The theme of justice is very evident throughout the play, since Miller
dedicated the entire third act to a court room drama. Justice is the play is
not fair, considering that Danforth didn't believe Proctor's word that the
girls were faking their ailments. Justice also seemed to be influenced by the
public's opinion, if someone of a lower class was accused and not well liked
among the other classes, then they would be convicted and put to death. One
of the main characters that publicly stated his opinion on justice and the
court system was Reverend Hale. When he witnessed the corruption of the court
and realized that the entire proceedings was a big life, Hale declared his

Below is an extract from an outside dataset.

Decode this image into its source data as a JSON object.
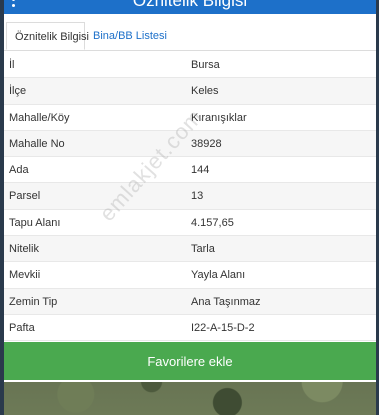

departure from the court of Salem. "I denounce these proceedings, I quit this
court!" What also showed the corruption of the court, was how Hathorne

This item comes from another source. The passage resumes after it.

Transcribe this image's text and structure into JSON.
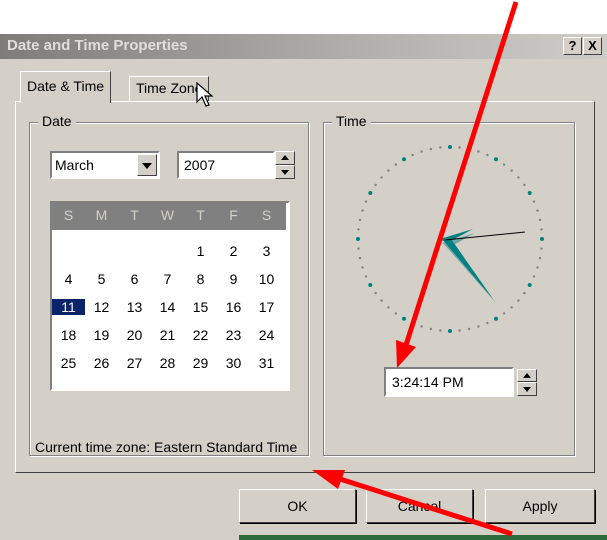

conducted his investigations. Hathorne scared confessions out the defendants,
because he would get in their face and yell at them, sometimes forcing the

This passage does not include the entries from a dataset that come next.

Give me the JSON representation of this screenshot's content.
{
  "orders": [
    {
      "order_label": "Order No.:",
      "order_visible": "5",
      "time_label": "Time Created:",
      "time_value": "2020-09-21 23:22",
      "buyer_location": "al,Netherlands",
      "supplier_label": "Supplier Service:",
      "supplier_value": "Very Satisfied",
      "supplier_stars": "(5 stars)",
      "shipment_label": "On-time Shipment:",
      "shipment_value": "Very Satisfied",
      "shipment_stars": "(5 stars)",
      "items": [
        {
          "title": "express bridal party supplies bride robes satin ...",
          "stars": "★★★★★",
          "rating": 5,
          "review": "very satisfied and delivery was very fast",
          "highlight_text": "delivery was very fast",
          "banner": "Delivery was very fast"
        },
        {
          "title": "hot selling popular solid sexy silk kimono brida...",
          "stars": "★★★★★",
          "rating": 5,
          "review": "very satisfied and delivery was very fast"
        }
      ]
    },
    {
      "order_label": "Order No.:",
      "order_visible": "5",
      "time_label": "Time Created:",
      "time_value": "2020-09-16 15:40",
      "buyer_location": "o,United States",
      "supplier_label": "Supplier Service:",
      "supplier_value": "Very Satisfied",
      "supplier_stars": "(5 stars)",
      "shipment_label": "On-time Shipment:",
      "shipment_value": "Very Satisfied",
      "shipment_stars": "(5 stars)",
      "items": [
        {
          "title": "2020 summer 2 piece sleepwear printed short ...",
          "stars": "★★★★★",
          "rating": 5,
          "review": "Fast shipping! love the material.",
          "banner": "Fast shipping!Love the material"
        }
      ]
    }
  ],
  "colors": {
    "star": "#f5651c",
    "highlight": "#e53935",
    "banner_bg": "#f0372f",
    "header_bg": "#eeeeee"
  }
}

defendant into tears. This is most evident in the film version of "The
Crucible," because the actions of Hathorne and the other magistrates is easier
"The Crucible" was also written on the principles of historical drama.
It tells of a time when the principles of our society where in the early
stages of creation. The Puritans are like our modern society, yet much
primitive. They had their own sets of laws and governing bodies, as was seen
in "The Crucible." Unlike modern society and culture, punishments for those
who broke any law were much harsher, including death. In the play, anyone who
was convicted of witchcraft was put to death. Today, someone who does that
might go to jail and possibly put on trial, but the death penalty for
witchcraft in 2000 would be rare. "Man, you will hang! You cannot," Reverend
Hale to John Proctor when Proctor tears up his confession. However, modern
society has adopted principles different to that formed by the Puritans.
Unlike the Puritans, there is a definite separation of church and state. And
one final principal adopted by modern society and culture that was based on
principles formed by the Puritans and that was evident in the play, is a
social order. Back in the seventeenth century and as seen in "The Crucible,"
people were grouped according to their financial and social status: poor,
middle or working class, and the gentlemen or wealthy class. During the time
that the trials were held, the classes discriminated against the lower of the
three. This is evident even today's society, although it is not as harsh as
it was in the seventeenth century.
Finally, the theme of fear of the unknown played a major role in the
play. The Puritans did not know what was going on and did not know what was
causing the madness in Salem, Massachusetts. For all they knew, it was the
actual battle of Good vs. Evil in their own village. The people were scared
since they had no idea what was going on. This theme even applies to today.
A great example of being afraid of the unknown is being afraid of the dark, a
common fear among millions of Americans. These people do not know what lurks
in the dark, if anything, and they do not know what will happen to them if
they enter the darkness. Comparing this to the Salem tragedies, the villagers
did not know what was going on in the dark or what would happen to them if
they entered the dark, witchcraft and the trials that followed being the dark
in this case.
In conclusion, the above themes played an integral role in "The Crucible."
They added to the overall impact that the play made on the reader's or